Sigma 150mm-600mm vs Tamron 150-600mm G2
One of the most popular questions we get asked by aspiring wildlife / bird photographers wanting to purchase a longer zoom is which of the two zooms is the best and why? Ultimately the most popular is the Sigma, it is certainly the most popular lens we see here at Cameracal, we calibrate as many as 4-5 per week but does it make it the better choice - yes and no !!
In comparison, we see fewer Tamron’s but this is changing.
Sigma where the first lens manufacturer to allow users to “tweak” or calibrate to multiple focal lengths, using their proprietary sigma dock. In comparison, Tamron only allowed for this with their G2 series, therefore, Sigma stole a considerable march in terms of popularity, as this lens has been out longer and has gained a cult following amongst wildlife and aviation photographers.
Which is the easiest / most versatile in terms of calibration?
This is ultimately where the Tamron wins hands down, as the calibration process is both easier and allows for a greater number of focal ranges within the range of 150-600mm in terms of calibration, so much so that this lens is often referred to as the holy grail of calibration.
With the Sigma, the user is able to calibrate for the following focal lengths:
In comparison the Tamron allows for the following focal lengths:
The other advantage of the Tamron is the calibration interface, which is much cleaner and straight forward. Whereas the multiple focus distance ranges offered by the Sigma leaves many a user bewildered, if not totally confused.
There is also the need to “covert” the calibration figures when entering these into the Sigma dock, this is a phenomenon which is not widely known (even among some of Sigma's own technicians) and is necessary to get the most of this lens (note this is not necessary with other Sigma dockable lenses). This is only necessary when using Reikan’s Focal software to determine the + / - correction value. In comparison this “conversion” of values is not necessary with Tamron.

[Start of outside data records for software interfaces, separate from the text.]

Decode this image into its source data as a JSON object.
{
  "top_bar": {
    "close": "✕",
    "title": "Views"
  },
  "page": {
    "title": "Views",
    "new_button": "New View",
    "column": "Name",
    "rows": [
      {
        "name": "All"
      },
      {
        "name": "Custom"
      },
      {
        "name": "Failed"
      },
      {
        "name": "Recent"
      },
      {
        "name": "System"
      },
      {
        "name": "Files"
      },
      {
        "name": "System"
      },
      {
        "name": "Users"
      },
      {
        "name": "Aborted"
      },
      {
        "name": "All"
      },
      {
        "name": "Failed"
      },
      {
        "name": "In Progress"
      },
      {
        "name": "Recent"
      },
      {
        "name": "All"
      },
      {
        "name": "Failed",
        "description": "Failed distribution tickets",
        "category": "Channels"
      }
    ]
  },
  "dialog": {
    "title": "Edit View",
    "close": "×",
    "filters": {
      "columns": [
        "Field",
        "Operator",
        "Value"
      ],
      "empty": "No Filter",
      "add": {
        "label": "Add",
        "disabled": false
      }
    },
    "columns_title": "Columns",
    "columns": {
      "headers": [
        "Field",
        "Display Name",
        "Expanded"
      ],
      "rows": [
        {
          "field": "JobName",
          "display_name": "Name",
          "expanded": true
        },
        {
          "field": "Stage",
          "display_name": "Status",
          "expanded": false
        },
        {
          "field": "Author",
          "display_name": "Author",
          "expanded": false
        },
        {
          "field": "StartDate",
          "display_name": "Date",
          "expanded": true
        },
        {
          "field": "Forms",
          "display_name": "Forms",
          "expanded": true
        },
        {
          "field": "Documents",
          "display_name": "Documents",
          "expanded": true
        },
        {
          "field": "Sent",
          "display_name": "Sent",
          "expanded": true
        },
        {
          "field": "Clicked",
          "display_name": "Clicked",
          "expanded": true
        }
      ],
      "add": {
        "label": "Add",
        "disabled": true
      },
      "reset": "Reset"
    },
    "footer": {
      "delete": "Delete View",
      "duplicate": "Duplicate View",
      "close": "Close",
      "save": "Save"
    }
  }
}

So far then it seems that the Tamron is better option, both in the number of focal lengths that can be calibrated and the simplicity of the interface and ease of use, so why does it not win hands down. Two reasons…

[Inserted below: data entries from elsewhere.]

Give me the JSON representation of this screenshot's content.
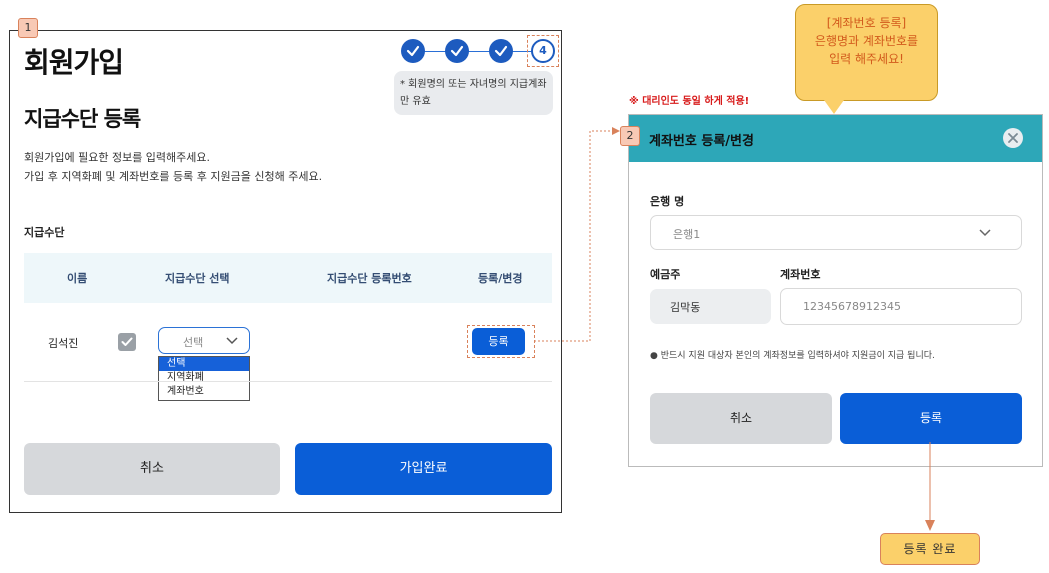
{
  "main": {
    "step_badge": "1",
    "page_title": "회원가입",
    "section_title": "지급수단 등록",
    "desc_line1": "회원가입에 필요한 정보를 입력해주세요.",
    "desc_line2": "가입 후 지역화폐 및 계좌번호를 등록 후 지원금을 신청해 주세요.",
    "current_step": "4",
    "note_line1": "* 회원명의 또는 자녀명의 지급계좌",
    "note_line2": "만 유효",
    "payment_label": "지급수단",
    "columns": [
      "이름",
      "지급수단 선택",
      "지급수단 등록번호",
      "등록/변경"
    ],
    "row": {
      "name": "김석진",
      "select_value": "선택",
      "options": [
        "선택",
        "지역화폐",
        "계좌번호"
      ],
      "register_label": "등록"
    },
    "cancel_label": "취소",
    "complete_label": "가입완료"
  },
  "callout": {
    "line1": "[계좌번호 등록]",
    "line2": "은행명과 계좌번호를",
    "line3": "입력 해주세요!"
  },
  "warning_note": "※ 대리인도 동일 하게 적용!",
  "modal": {
    "step_badge": "2",
    "title": "계좌번호 등록/변경",
    "bank_label": "은행 명",
    "bank_value": "은행1",
    "holder_label": "예금주",
    "holder_value": "김막동",
    "account_label": "계좌번호",
    "account_value": "12345678912345",
    "notice": "● 반드시 지원 대상자 본인의 계좌정보를 입력하셔야 지원금이 지급 됩니다.",
    "cancel_label": "취소",
    "register_label": "등록"
  },
  "done_label": "등록 완료",
  "colors": {
    "primary": "#0a5ed7",
    "modal_header": "#2da7b8",
    "callout": "#fbd06a",
    "annotation": "#d9825b",
    "warning": "#d81b1b"
  }
}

Firstly the focus / image stabilisation configuration options.
Within the Sigma’s software interface the user has the ability to adjust focus speed and effectiveness of the optical stabiliser. With the focus options speed can be significantly improved and the stabiliser made to be less off putting, in terms of “swimming” in the viewfinder, but more effective in the lens. Even thought the Tamron has similar features, they are not as effective and unlike the Sigma, cannot be programmed to a C1 and C2 lens setting on the lens.
Secondly, servicing, this is a BIG plus for the Sigma and unfortunately a minus for the Tamron
Anyone who has had reason to use Sigma’s UK service department will know what I am talking about. SIGMA have what is probably the best service department in the photographic business and set the standard for all others to follow. Their turnaround times are nothing short of miraculous, they always carry the right number of spares and are very keenly priced, they are also there to help their customers, a refreshing change.
In comparison, Tamron are not as efficient, this is mainly due to a change in distributor here in the UK, with Tamron being based in Europe and the servicing handled by a UK repair company. This leads to an apparent lack of continuity, as everything is not under the same roof and means spares are not so readily available, or so it appears from the feedback we have received.
So which do you choose? This is ultimately down to you, as both are very good lenses and once calibrated they return excellent results. The Tamron is generally a little more expensive to buy and both can be found on the used market. Its' fair to say that neither will disappoint.
- About Calibration.
- Lens Optimisation - Where's the sweet spot of my lens
- Sigma 60-600mm Performance
- Canon And Interim Calibration